Data for review ::
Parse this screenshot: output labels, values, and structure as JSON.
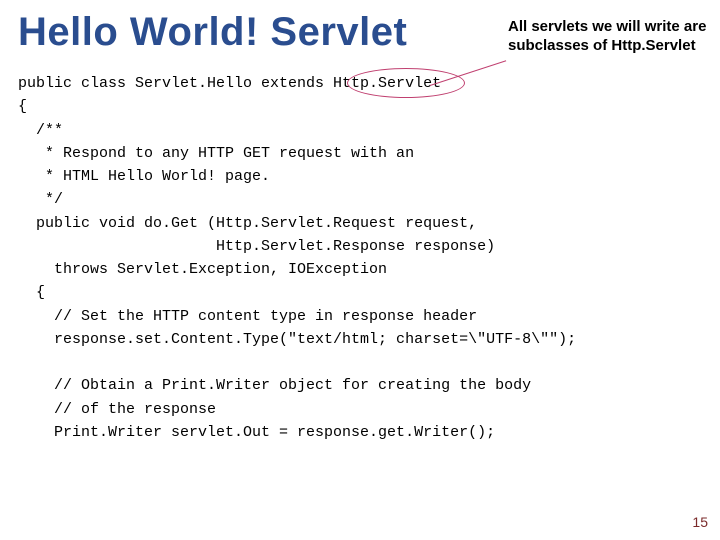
{
  "title": "Hello World! Servlet",
  "annotation": "All servlets we will write are subclasses of Http.Servlet",
  "code": "public class Servlet.Hello extends Http.Servlet\n{\n  /**\n   * Respond to any HTTP GET request with an\n   * HTML Hello World! page.\n   */\n  public void do.Get (Http.Servlet.Request request,\n                      Http.Servlet.Response response)\n    throws Servlet.Exception, IOException\n  {\n    // Set the HTTP content type in response header\n    response.set.Content.Type(\"text/html; charset=\\\"UTF-8\\\"\");\n\n    // Obtain a Print.Writer object for creating the body\n    // of the response\n    Print.Writer servlet.Out = response.get.Writer();",
  "page_number": "15"
}
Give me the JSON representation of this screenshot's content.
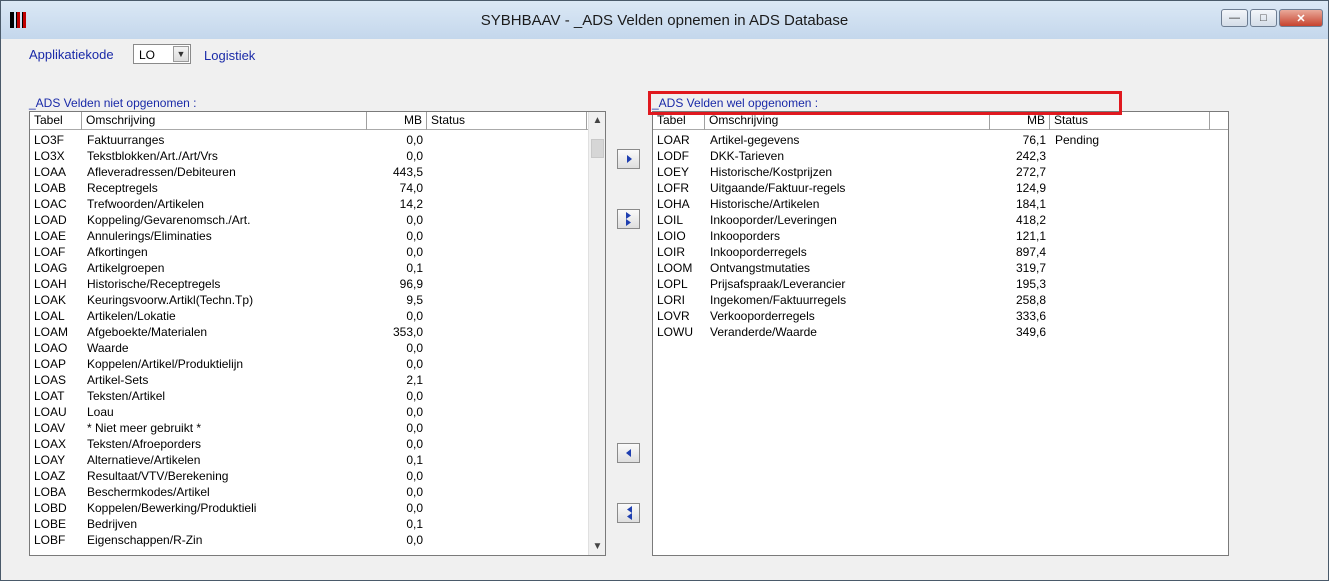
{
  "window": {
    "title": "SYBHBAAV - _ADS Velden opnemen in ADS Database",
    "minimize": "—",
    "maximize": "□",
    "close": "✕"
  },
  "app": {
    "label": "Applikatiekode",
    "code_value": "LO",
    "description": "Logistiek"
  },
  "left": {
    "group_label": "_ADS Velden niet opgenomen :",
    "columns": {
      "tabel": "Tabel",
      "omschrijving": "Omschrijving",
      "mb": "MB",
      "status": "Status"
    },
    "rows": [
      {
        "tabel": "LO3F",
        "oms": "Faktuurranges",
        "mb": "0,0",
        "status": ""
      },
      {
        "tabel": "LO3X",
        "oms": "Tekstblokken/Art./Art/Vrs",
        "mb": "0,0",
        "status": ""
      },
      {
        "tabel": "LOAA",
        "oms": "Afleveradressen/Debiteuren",
        "mb": "443,5",
        "status": ""
      },
      {
        "tabel": "LOAB",
        "oms": "Receptregels",
        "mb": "74,0",
        "status": ""
      },
      {
        "tabel": "LOAC",
        "oms": "Trefwoorden/Artikelen",
        "mb": "14,2",
        "status": ""
      },
      {
        "tabel": "LOAD",
        "oms": "Koppeling/Gevarenomsch./Art.",
        "mb": "0,0",
        "status": ""
      },
      {
        "tabel": "LOAE",
        "oms": "Annulerings/Eliminaties",
        "mb": "0,0",
        "status": ""
      },
      {
        "tabel": "LOAF",
        "oms": "Afkortingen",
        "mb": "0,0",
        "status": ""
      },
      {
        "tabel": "LOAG",
        "oms": "Artikelgroepen",
        "mb": "0,1",
        "status": ""
      },
      {
        "tabel": "LOAH",
        "oms": "Historische/Receptregels",
        "mb": "96,9",
        "status": ""
      },
      {
        "tabel": "LOAK",
        "oms": "Keuringsvoorw.Artikl(Techn.Tp)",
        "mb": "9,5",
        "status": ""
      },
      {
        "tabel": "LOAL",
        "oms": "Artikelen/Lokatie",
        "mb": "0,0",
        "status": ""
      },
      {
        "tabel": "LOAM",
        "oms": "Afgeboekte/Materialen",
        "mb": "353,0",
        "status": ""
      },
      {
        "tabel": "LOAO",
        "oms": "Waarde",
        "mb": "0,0",
        "status": ""
      },
      {
        "tabel": "LOAP",
        "oms": "Koppelen/Artikel/Produktielijn",
        "mb": "0,0",
        "status": ""
      },
      {
        "tabel": "LOAS",
        "oms": "Artikel-Sets",
        "mb": "2,1",
        "status": ""
      },
      {
        "tabel": "LOAT",
        "oms": "Teksten/Artikel",
        "mb": "0,0",
        "status": ""
      },
      {
        "tabel": "LOAU",
        "oms": "Loau",
        "mb": "0,0",
        "status": ""
      },
      {
        "tabel": "LOAV",
        "oms": "* Niet meer gebruikt *",
        "mb": "0,0",
        "status": ""
      },
      {
        "tabel": "LOAX",
        "oms": "Teksten/Afroeporders",
        "mb": "0,0",
        "status": ""
      },
      {
        "tabel": "LOAY",
        "oms": "Alternatieve/Artikelen",
        "mb": "0,1",
        "status": ""
      },
      {
        "tabel": "LOAZ",
        "oms": "Resultaat/VTV/Berekening",
        "mb": "0,0",
        "status": ""
      },
      {
        "tabel": "LOBA",
        "oms": "Beschermkodes/Artikel",
        "mb": "0,0",
        "status": ""
      },
      {
        "tabel": "LOBD",
        "oms": "Koppelen/Bewerking/Produktieli",
        "mb": "0,0",
        "status": ""
      },
      {
        "tabel": "LOBE",
        "oms": "Bedrijven",
        "mb": "0,1",
        "status": ""
      },
      {
        "tabel": "LOBF",
        "oms": "Eigenschappen/R-Zin",
        "mb": "0,0",
        "status": ""
      }
    ]
  },
  "right": {
    "group_label": "_ADS Velden wel opgenomen :",
    "columns": {
      "tabel": "Tabel",
      "omschrijving": "Omschrijving",
      "mb": "MB",
      "status": "Status"
    },
    "rows": [
      {
        "tabel": "LOAR",
        "oms": "Artikel-gegevens",
        "mb": "76,1",
        "status": "Pending"
      },
      {
        "tabel": "LODF",
        "oms": "DKK-Tarieven",
        "mb": "242,3",
        "status": ""
      },
      {
        "tabel": "LOEY",
        "oms": "Historische/Kostprijzen",
        "mb": "272,7",
        "status": ""
      },
      {
        "tabel": "LOFR",
        "oms": "Uitgaande/Faktuur-regels",
        "mb": "124,9",
        "status": ""
      },
      {
        "tabel": "LOHA",
        "oms": "Historische/Artikelen",
        "mb": "184,1",
        "status": ""
      },
      {
        "tabel": "LOIL",
        "oms": "Inkooporder/Leveringen",
        "mb": "418,2",
        "status": ""
      },
      {
        "tabel": "LOIO",
        "oms": "Inkooporders",
        "mb": "121,1",
        "status": ""
      },
      {
        "tabel": "LOIR",
        "oms": "Inkooporderregels",
        "mb": "897,4",
        "status": ""
      },
      {
        "tabel": "LOOM",
        "oms": "Ontvangstmutaties",
        "mb": "319,7",
        "status": ""
      },
      {
        "tabel": "LOPL",
        "oms": "Prijsafspraak/Leverancier",
        "mb": "195,3",
        "status": ""
      },
      {
        "tabel": "LORI",
        "oms": "Ingekomen/Faktuurregels",
        "mb": "258,8",
        "status": ""
      },
      {
        "tabel": "LOVR",
        "oms": "Verkooporderregels",
        "mb": "333,6",
        "status": ""
      },
      {
        "tabel": "LOWU",
        "oms": "Veranderde/Waarde",
        "mb": "349,6",
        "status": ""
      }
    ]
  },
  "colors": {
    "label_blue": "#1a2aa8",
    "highlight_red": "#e0191f"
  },
  "icons": {
    "move_right": "arrow-right-icon",
    "move_all_right": "double-arrow-right-icon",
    "move_left": "arrow-left-icon",
    "move_all_left": "double-arrow-left-icon"
  }
}
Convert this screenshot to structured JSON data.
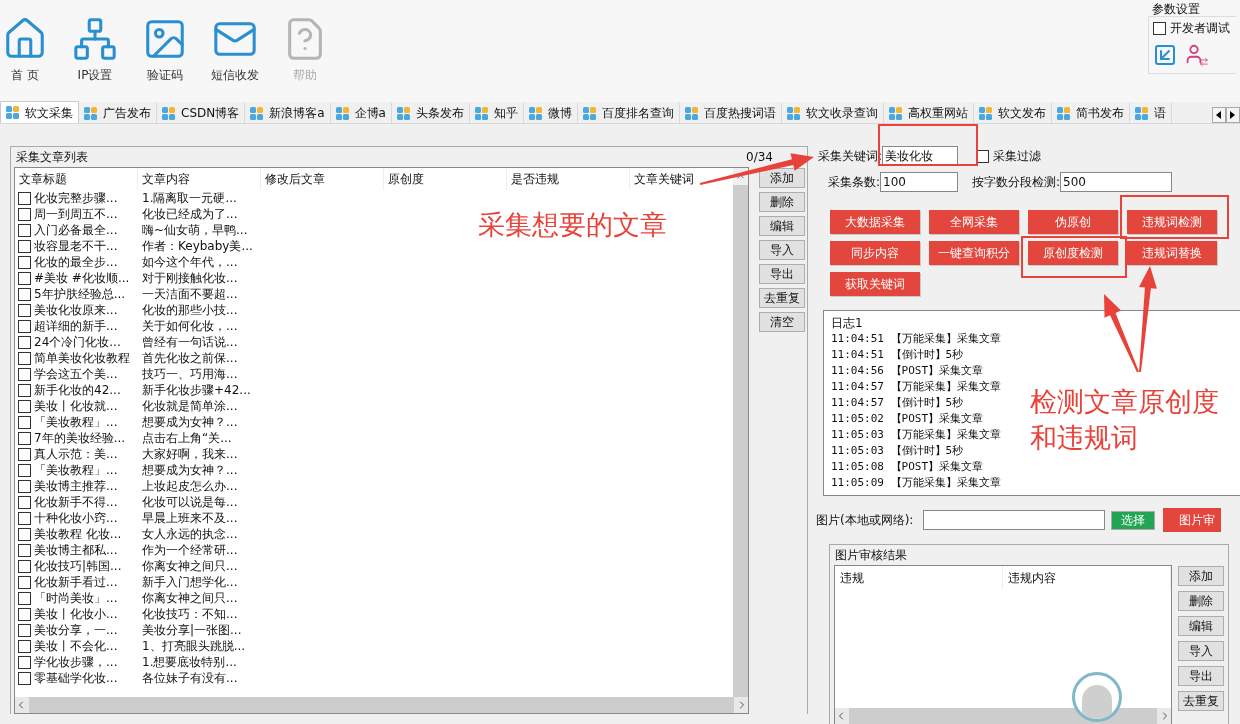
{
  "toolbar": [
    {
      "label": "首 页",
      "kind": "home",
      "disabled": false
    },
    {
      "label": "IP设置",
      "kind": "network",
      "disabled": false
    },
    {
      "label": "验证码",
      "kind": "image",
      "disabled": false
    },
    {
      "label": "短信收发",
      "kind": "mail",
      "disabled": false
    },
    {
      "label": "帮助",
      "kind": "help",
      "disabled": true
    }
  ],
  "settings": {
    "title": "参数设置",
    "checkbox": {
      "label": "开发者调试",
      "checked": false
    }
  },
  "tabs": [
    {
      "label": "软文采集",
      "selected": true
    },
    {
      "label": "广告发布",
      "selected": false
    },
    {
      "label": "CSDN博客",
      "selected": false
    },
    {
      "label": "新浪博客a",
      "selected": false
    },
    {
      "label": "企博a",
      "selected": false
    },
    {
      "label": "头条发布",
      "selected": false
    },
    {
      "label": "知乎",
      "selected": false
    },
    {
      "label": "微博",
      "selected": false
    },
    {
      "label": "百度排名查询",
      "selected": false
    },
    {
      "label": "百度热搜词语",
      "selected": false
    },
    {
      "label": "软文收录查询",
      "selected": false
    },
    {
      "label": "高权重网站",
      "selected": false
    },
    {
      "label": "软文发布",
      "selected": false
    },
    {
      "label": "简书发布",
      "selected": false
    },
    {
      "label": "语",
      "selected": false
    }
  ],
  "article_list": {
    "title": "采集文章列表",
    "count": "0/34",
    "columns": [
      "文章标题",
      "文章内容",
      "修改后文章",
      "原创度",
      "是否违规",
      "文章关键词"
    ],
    "rows": [
      {
        "title": "化妆完整步骤...",
        "content": "1.隔离取一元硬...",
        "checked": false
      },
      {
        "title": "周一到周五不...",
        "content": "化妆已经成为了...",
        "checked": false
      },
      {
        "title": "入门必备最全...",
        "content": "嗨~仙女萌，早鸭...",
        "checked": false
      },
      {
        "title": "妆容显老不干...",
        "content": "作者：Keybaby美...",
        "checked": false
      },
      {
        "title": "化妆的最全步...",
        "content": "如今这个年代，...",
        "checked": false
      },
      {
        "title": "#美妆 #化妆顺...",
        "content": "对于刚接触化妆...",
        "checked": false
      },
      {
        "title": "5年护肤经验总...",
        "content": "一天洁面不要超...",
        "checked": false
      },
      {
        "title": "美妆化妆原来...",
        "content": "化妆的那些小技...",
        "checked": false
      },
      {
        "title": "超详细的新手...",
        "content": "关于如何化妆，...",
        "checked": false
      },
      {
        "title": "24个冷门化妆...",
        "content": "曾经有一句话说...",
        "checked": false
      },
      {
        "title": "简单美妆化妆教程",
        "content": "首先化妆之前保...",
        "checked": false
      },
      {
        "title": "学会这五个美...",
        "content": "技巧一、巧用海...",
        "checked": false
      },
      {
        "title": "新手化妆的42...",
        "content": "新手化妆步骤+42...",
        "checked": false
      },
      {
        "title": "美妆丨化妆就...",
        "content": "化妆就是简单涂...",
        "checked": false
      },
      {
        "title": "「美妆教程」...",
        "content": "想要成为女神？...",
        "checked": false
      },
      {
        "title": "7年的美妆经验...",
        "content": "点击右上角“关...",
        "checked": false
      },
      {
        "title": "真人示范：美...",
        "content": "大家好啊，我来...",
        "checked": false
      },
      {
        "title": "「美妆教程」...",
        "content": "想要成为女神？...",
        "checked": false
      },
      {
        "title": "美妆博主推荐...",
        "content": "上妆起皮怎么办...",
        "checked": false
      },
      {
        "title": "化妆新手不得...",
        "content": "化妆可以说是每...",
        "checked": false
      },
      {
        "title": "十种化妆小窍...",
        "content": "早晨上班来不及...",
        "checked": false
      },
      {
        "title": "美妆教程 化妆...",
        "content": "女人永远的执念...",
        "checked": false
      },
      {
        "title": "美妆博主都私...",
        "content": "作为一个经常研...",
        "checked": false
      },
      {
        "title": "化妆技巧|韩国...",
        "content": "你离女神之间只...",
        "checked": false
      },
      {
        "title": "化妆新手看过...",
        "content": "新手入门想学化...",
        "checked": false
      },
      {
        "title": "「时尚美妆」...",
        "content": "你离女神之间只...",
        "checked": false
      },
      {
        "title": "美妆丨化妆小...",
        "content": "化妆技巧：不知...",
        "checked": false
      },
      {
        "title": "美妆分享，一...",
        "content": "美妆分享|一张图...",
        "checked": false
      },
      {
        "title": "美妆丨不会化...",
        "content": "1、打亮眼头跳脱...",
        "checked": false
      },
      {
        "title": "学化妆步骤，...",
        "content": "1.想要底妆特别...",
        "checked": false
      },
      {
        "title": "零基础学化妆...",
        "content": "各位妹子有没有...",
        "checked": false
      }
    ],
    "buttons": [
      "添加",
      "删除",
      "编辑",
      "导入",
      "导出",
      "去重复",
      "清空"
    ]
  },
  "collect_form": {
    "keyword_label": "采集关键词:",
    "keyword": "美妆化妆",
    "filter": {
      "label": "采集过滤",
      "checked": false
    },
    "count_label": "采集条数:",
    "count": "100",
    "segment_label": "按字数分段检测:",
    "segment": "500"
  },
  "action_buttons": [
    "大数据采集",
    "全网采集",
    "伪原创",
    "违规词检测",
    "同步内容",
    "一键查询积分",
    "原创度检测",
    "违规词替换",
    "获取关键词"
  ],
  "log": {
    "title": "日志1",
    "lines": [
      "11:04:51 【万能采集】采集文章",
      "11:04:51 【倒计时】5秒",
      "11:04:56 【POST】采集文章",
      "11:04:57 【万能采集】采集文章",
      "11:04:57 【倒计时】5秒",
      "11:05:02 【POST】采集文章",
      "11:05:03 【万能采集】采集文章",
      "11:05:03 【倒计时】5秒",
      "11:05:08 【POST】采集文章",
      "11:05:09 【万能采集】采集文章"
    ]
  },
  "image_input": {
    "label": "图片(本地或网络):",
    "select_button": "选择",
    "audit_button": "图片审"
  },
  "image_results": {
    "title": "图片审核结果",
    "columns": [
      "违规",
      "违规内容"
    ],
    "buttons": [
      "添加",
      "删除",
      "编辑",
      "导入",
      "导出",
      "去重复"
    ]
  },
  "annotations": [
    {
      "lines": [
        "采集想要的文章"
      ]
    },
    {
      "lines": [
        "检测文章原创度",
        "和违规词"
      ]
    }
  ]
}
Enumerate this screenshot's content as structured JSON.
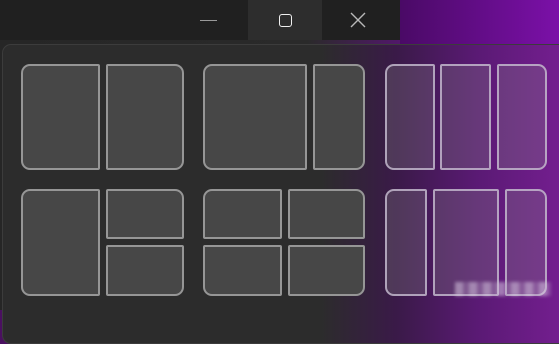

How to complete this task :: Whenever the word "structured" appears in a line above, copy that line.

Task solution ::
Convert this screenshot to structured JSON data.
Enumerate this screenshot's content as structured JSON.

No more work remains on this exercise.